* **ABOUT THIS EXERCISE**
Output the number of lines in the entries below with the string "into" in them, and nothing further.

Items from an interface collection
[Start of section]

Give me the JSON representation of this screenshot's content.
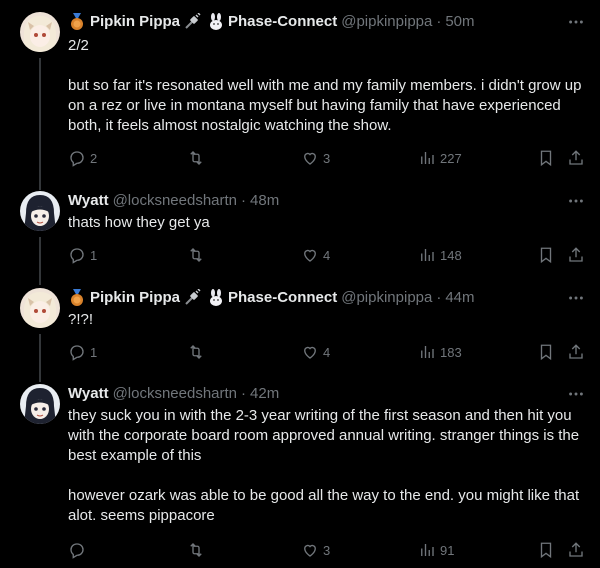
{
  "tweets": [
    {
      "author": "Pipkin Pippa",
      "affiliation": "Phase-Connect",
      "handle": "@pipkinpippa",
      "time": "50m",
      "lines": [
        "2/2",
        "",
        "but so far it's resonated well with me and my family members. i didn't grow up on a rez or live in montana myself but having family that have experienced both, it feels almost nostalgic watching the show."
      ],
      "replies": "2",
      "retweets": "",
      "likes": "3",
      "views": "227"
    },
    {
      "author": "Wyatt",
      "handle": "@locksneedshartn",
      "time": "48m",
      "lines": [
        "thats how they get ya"
      ],
      "replies": "1",
      "retweets": "",
      "likes": "4",
      "views": "148"
    },
    {
      "author": "Pipkin Pippa",
      "affiliation": "Phase-Connect",
      "handle": "@pipkinpippa",
      "time": "44m",
      "lines": [
        "?!?!"
      ],
      "replies": "1",
      "retweets": "",
      "likes": "4",
      "views": "183"
    },
    {
      "author": "Wyatt",
      "handle": "@locksneedshartn",
      "time": "42m",
      "lines": [
        "they suck you in with the 2-3 year writing of the first season and then hit you with the corporate board room approved annual writing. stranger things is the best example of this",
        "",
        "however ozark was able to be good all the way to the end. you might like that alot. seems pippacore"
      ],
      "replies": "",
      "retweets": "",
      "likes": "3",
      "views": "91"
    }
  ],
  "separator": "·",
  "icons": {
    "medal": "medal-emoji",
    "plug": "plug-emoji",
    "rabbit": "rabbit-emoji",
    "more": "more-icon",
    "reply": "reply-icon",
    "retweet": "retweet-icon",
    "like": "heart-icon",
    "views": "views-icon",
    "bookmark": "bookmark-icon",
    "share": "share-icon"
  },
  "colors": {
    "background": "#000000",
    "text": "#e7e9ea",
    "muted": "#71767b",
    "line": "#333639"
  }
}
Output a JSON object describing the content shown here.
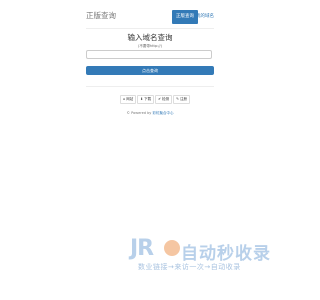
{
  "navbar": {
    "brand": "正版查询",
    "active_tab": "正版查询",
    "link": "我的域名"
  },
  "main": {
    "title": "输入域名查询",
    "hint": "(不要带http://)",
    "input_value": "",
    "input_placeholder": "",
    "button_label": "点击查询"
  },
  "links": [
    {
      "icon": "home-icon",
      "glyph": "⌂",
      "label": "网站"
    },
    {
      "icon": "download-icon",
      "glyph": "⬇",
      "label": "下载"
    },
    {
      "icon": "ok-icon",
      "glyph": "✔",
      "label": "检测"
    },
    {
      "icon": "pencil-icon",
      "glyph": "✎",
      "label": "注册"
    }
  ],
  "footer": {
    "prefix": "© Powered by",
    "link": "彩虹聚合中心"
  },
  "watermark": {
    "letters": "JR",
    "title": "自动秒收录",
    "subtitle": "数业链接→来访一次→自动收录"
  },
  "colors": {
    "primary": "#337ab7",
    "watermark_blue": "#b8d0ea",
    "watermark_orange": "#f2b88b"
  }
}
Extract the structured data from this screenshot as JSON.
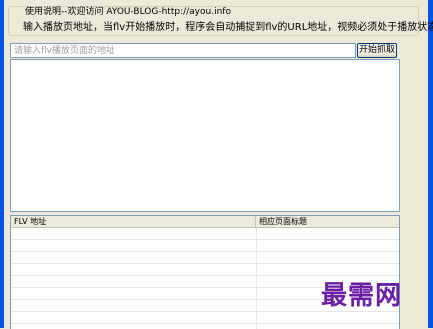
{
  "group": {
    "legend": "使用说明--欢迎访问 AYOU-BLOG-http://ayou.info",
    "description": "输入播放页地址，当flv开始播放时，程序会自动捕捉到flv的URL地址，视频必须处于播放状态"
  },
  "url_input": {
    "value": "",
    "placeholder": "请输入flv播放页面的地址"
  },
  "start_button": {
    "label": "开始抓取"
  },
  "listview": {
    "columns": [
      "FLV 地址",
      "相应页面标题"
    ],
    "rows": []
  },
  "watermark": {
    "text": "最需网"
  },
  "colors": {
    "window_frame": "#0055e5",
    "background": "#ece9d8",
    "watermark": "#6b1fa2"
  }
}
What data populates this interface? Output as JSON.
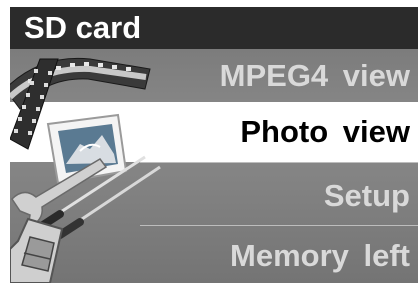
{
  "screen": {
    "title": "SD card",
    "menu": [
      {
        "label": "MPEG4  view",
        "icon": "film-strip-icon",
        "selected": false
      },
      {
        "label": "Photo  view",
        "icon": "photo-frame-icon",
        "selected": true
      },
      {
        "label": "Setup",
        "icon": "tools-icon",
        "selected": false
      },
      {
        "label": "Memory  left",
        "icon": "sd-card-icon",
        "selected": false
      }
    ]
  },
  "colors": {
    "title_bar": "#2b2b2b",
    "menu_background": "#808080",
    "selected_background": "#ffffff",
    "selected_text": "#000000",
    "unselected_text": "#d9d9d9"
  }
}
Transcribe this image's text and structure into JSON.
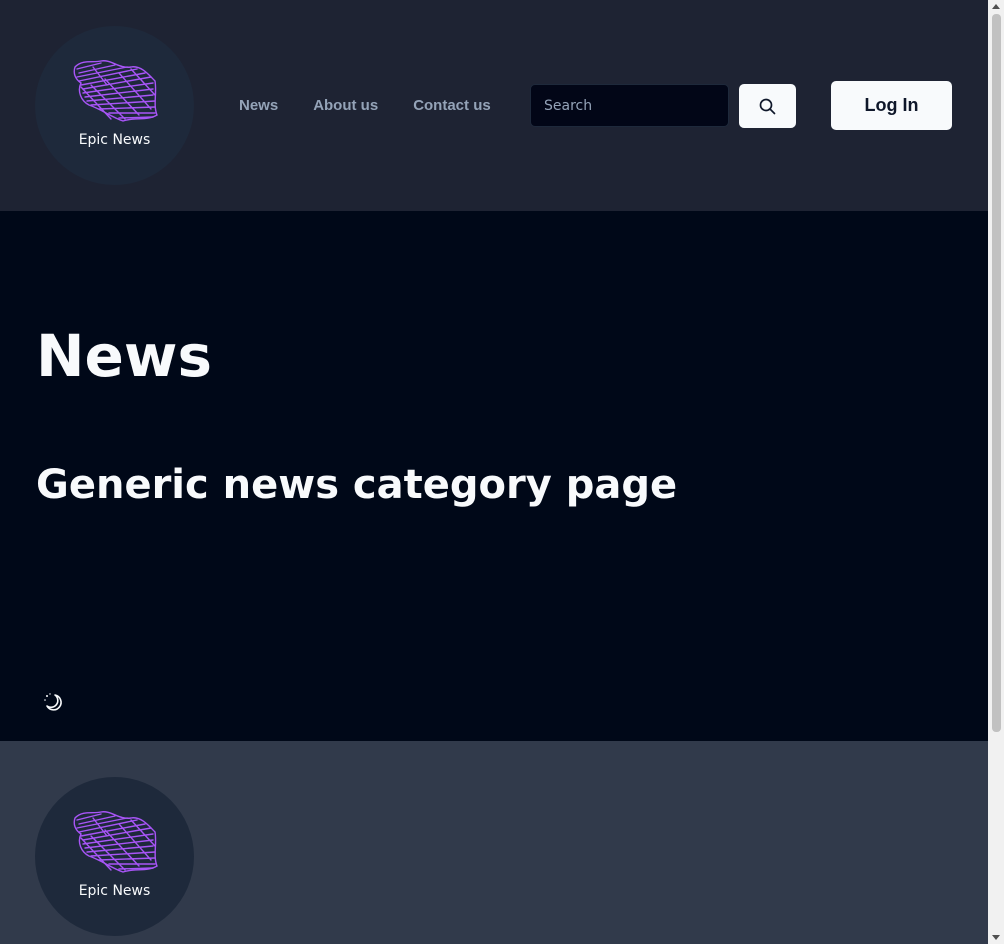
{
  "brand": {
    "name": "Epic News"
  },
  "nav": {
    "items": [
      "News",
      "About us",
      "Contact us"
    ]
  },
  "search": {
    "placeholder": "Search"
  },
  "auth": {
    "login_label": "Log In"
  },
  "main": {
    "title": "News",
    "subtitle": "Generic news category page"
  },
  "footer": {
    "brand_name": "Epic News"
  },
  "icons": {
    "logo": "brand-logo-scribble-icon",
    "search": "search-icon",
    "theme": "moon-stars-icon"
  },
  "colors": {
    "header_bg": "#1e2333",
    "main_bg": "#000818",
    "footer_bg": "#313a4b",
    "accent": "#a855f7",
    "text": "#f8fafc",
    "nav_text": "#94a3b8"
  }
}
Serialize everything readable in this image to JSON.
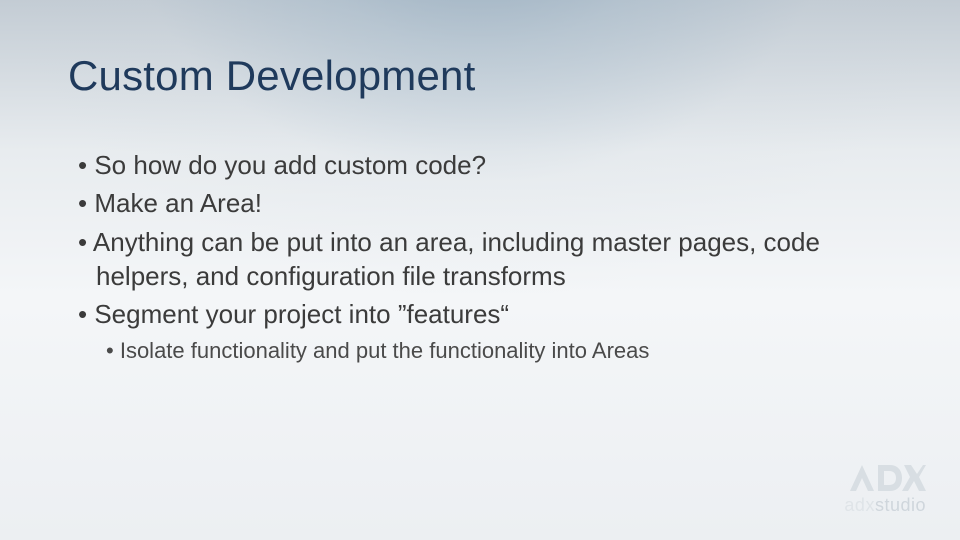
{
  "title": "Custom Development",
  "bullets": [
    {
      "level": 1,
      "text": "So how do you add custom code?"
    },
    {
      "level": 1,
      "text": "Make an Area!"
    },
    {
      "level": 1,
      "text": "Anything can be put into an area, including master pages, code helpers, and configuration file transforms"
    },
    {
      "level": 1,
      "text": "Segment your project into ”features“"
    },
    {
      "level": 2,
      "text": "Isolate functionality and put the functionality into Areas"
    }
  ],
  "brand": {
    "mark_label": "ADX",
    "word_prefix": "adx",
    "word_suffix": "studio"
  }
}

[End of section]

* **ANSWER TO THE EXERCISE**
4